It may seem like bigger is better, but overstating the market opportunity is bad for everyone. It can mislead founders and shareholders, who will be disappointed when sales are lower than expected. It can also reflect poorly on founders, especially when pitching to investors who know better.

3 reasons to make your startup the this of that

April 14, 2010

Some business ideas are truly revolutionary – radical departures from anything done previously. When revolutionary ideas lead to successful companies, founders and investors reap bountiful rewards. In 1999, two venture capital firms invested $25 million in a young, innovative startup with an odd name: Google. Their stake in Google is worth about $50 billion now.

But starting a company based on a revolutionary idea isn’t for everyone. It’s extremely risky because there are so many unknowns. Will customers buy the product (or service)? Will they pay enough for you to make a profit? How much will it cost to market and sell the product?

Many entrepreneurs prefer to pursue evolutionary ideas. They find concepts others have implemented successfully, and modify them. These founders strive to create the “this of that”. Here’s why:

1. Lower risk. Method revolutionized the household cleaning product market. They developed sleek designs and eco-friendly formulations, and outmaneuvered huge rivals like P&G and Clorox. They also opened the door for other startups, by establishing a proven model for success. Following that model is less risky than creating a new one and hoping it will work.

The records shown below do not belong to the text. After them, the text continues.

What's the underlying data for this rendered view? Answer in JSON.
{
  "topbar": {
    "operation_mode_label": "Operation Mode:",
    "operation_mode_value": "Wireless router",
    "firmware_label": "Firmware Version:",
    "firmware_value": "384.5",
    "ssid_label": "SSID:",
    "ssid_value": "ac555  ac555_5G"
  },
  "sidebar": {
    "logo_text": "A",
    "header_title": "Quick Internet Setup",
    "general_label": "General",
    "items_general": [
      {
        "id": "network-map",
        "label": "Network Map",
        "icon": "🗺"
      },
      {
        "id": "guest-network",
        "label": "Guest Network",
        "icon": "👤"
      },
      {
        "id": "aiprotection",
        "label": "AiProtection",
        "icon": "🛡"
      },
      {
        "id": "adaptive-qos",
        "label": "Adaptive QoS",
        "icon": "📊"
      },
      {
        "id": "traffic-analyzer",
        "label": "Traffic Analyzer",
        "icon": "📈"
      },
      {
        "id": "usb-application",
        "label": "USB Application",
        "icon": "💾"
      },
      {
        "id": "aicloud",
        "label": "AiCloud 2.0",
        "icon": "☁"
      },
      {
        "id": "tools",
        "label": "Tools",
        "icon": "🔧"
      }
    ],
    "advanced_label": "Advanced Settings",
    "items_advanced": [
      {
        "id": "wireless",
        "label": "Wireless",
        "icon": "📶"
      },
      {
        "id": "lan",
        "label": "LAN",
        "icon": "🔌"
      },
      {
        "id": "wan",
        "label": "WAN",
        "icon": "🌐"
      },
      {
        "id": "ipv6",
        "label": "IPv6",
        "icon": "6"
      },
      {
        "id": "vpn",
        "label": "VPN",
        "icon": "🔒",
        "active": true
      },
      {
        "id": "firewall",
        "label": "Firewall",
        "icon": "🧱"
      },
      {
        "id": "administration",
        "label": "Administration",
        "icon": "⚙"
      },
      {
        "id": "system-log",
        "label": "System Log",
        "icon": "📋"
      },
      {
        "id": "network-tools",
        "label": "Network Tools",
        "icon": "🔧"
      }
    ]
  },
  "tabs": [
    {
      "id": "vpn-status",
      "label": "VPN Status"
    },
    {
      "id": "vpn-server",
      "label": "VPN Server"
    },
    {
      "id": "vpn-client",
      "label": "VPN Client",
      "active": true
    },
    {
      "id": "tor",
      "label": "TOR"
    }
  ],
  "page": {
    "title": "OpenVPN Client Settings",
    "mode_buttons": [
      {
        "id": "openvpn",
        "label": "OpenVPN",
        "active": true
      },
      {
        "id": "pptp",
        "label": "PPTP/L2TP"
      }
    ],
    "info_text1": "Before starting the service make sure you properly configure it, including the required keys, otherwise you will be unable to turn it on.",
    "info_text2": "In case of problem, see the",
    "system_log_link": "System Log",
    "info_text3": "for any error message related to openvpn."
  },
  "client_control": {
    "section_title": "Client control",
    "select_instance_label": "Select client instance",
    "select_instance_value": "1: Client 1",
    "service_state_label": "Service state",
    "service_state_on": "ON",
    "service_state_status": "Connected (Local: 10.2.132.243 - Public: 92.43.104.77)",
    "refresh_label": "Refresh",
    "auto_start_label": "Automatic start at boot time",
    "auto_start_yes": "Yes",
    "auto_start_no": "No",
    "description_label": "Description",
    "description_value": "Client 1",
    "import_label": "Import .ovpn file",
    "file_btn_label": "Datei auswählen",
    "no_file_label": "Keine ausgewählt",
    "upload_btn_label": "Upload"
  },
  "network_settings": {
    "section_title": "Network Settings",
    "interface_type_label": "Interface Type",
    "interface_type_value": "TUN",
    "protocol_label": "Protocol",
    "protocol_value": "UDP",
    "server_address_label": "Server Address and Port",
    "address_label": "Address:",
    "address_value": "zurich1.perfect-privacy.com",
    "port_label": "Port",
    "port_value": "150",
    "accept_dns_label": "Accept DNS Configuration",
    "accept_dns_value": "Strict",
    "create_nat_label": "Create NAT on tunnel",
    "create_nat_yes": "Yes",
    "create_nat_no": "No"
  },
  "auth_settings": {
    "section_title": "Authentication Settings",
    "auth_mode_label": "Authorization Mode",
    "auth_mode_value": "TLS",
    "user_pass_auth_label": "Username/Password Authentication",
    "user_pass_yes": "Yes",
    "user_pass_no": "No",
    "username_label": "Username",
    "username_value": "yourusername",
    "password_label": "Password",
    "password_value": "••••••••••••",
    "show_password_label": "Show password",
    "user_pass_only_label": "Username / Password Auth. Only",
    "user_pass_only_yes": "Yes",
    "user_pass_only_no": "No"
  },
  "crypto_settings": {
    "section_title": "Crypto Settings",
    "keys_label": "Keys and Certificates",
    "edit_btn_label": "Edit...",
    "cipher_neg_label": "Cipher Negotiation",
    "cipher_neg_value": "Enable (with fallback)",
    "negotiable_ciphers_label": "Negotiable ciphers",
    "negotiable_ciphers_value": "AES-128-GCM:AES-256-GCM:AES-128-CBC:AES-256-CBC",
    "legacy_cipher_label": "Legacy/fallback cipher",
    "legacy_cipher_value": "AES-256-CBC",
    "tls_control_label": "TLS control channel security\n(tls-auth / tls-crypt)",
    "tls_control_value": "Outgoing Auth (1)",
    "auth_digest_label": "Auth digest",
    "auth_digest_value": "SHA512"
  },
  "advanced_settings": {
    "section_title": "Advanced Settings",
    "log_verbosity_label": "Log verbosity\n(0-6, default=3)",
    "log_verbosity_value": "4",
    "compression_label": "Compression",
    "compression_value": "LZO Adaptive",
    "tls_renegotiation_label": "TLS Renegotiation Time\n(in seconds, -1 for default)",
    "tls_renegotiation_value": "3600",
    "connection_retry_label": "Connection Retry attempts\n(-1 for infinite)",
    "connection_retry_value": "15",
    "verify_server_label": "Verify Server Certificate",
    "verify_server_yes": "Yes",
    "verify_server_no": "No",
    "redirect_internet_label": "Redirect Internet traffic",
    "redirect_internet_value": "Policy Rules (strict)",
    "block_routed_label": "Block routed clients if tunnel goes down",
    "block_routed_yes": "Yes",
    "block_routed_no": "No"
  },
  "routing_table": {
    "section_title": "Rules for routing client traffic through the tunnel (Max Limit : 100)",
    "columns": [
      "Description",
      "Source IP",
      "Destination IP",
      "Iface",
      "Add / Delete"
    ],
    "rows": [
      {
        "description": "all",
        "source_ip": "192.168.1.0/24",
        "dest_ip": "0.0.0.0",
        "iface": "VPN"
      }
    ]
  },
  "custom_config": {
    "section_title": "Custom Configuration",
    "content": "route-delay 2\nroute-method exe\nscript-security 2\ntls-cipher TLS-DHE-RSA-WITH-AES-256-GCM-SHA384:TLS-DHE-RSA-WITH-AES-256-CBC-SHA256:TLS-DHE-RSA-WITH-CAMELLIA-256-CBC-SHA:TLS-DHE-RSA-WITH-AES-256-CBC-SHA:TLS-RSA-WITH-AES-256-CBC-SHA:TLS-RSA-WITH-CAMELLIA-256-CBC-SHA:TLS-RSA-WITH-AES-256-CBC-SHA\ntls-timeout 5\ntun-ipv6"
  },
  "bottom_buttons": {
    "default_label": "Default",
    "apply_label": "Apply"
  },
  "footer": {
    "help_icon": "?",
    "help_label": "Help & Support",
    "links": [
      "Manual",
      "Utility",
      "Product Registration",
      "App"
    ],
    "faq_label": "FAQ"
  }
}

2. Instruction manual. A friend of mine is building “the Method of oral care products”. Whereas founders with revolutionary ideas have to start from scratch, my friend can look at the history of Method, and learn from their successes and missteps. He’ll have a head start when figuring out how to price, manufacture, distribute and market his products, for example.

3. Easier to pitch. Founders of startups have to persuade other parties that they have a winning idea, including customers, investors, partners, suppliers and employees. A “we’re going to be the this of that” pitch makes it easier for those parties to grasp and believe in the merits of your idea.

Got a “this of that” idea? Post it here for some free feedback. Don’t worry about copycats – success is about 95% execution.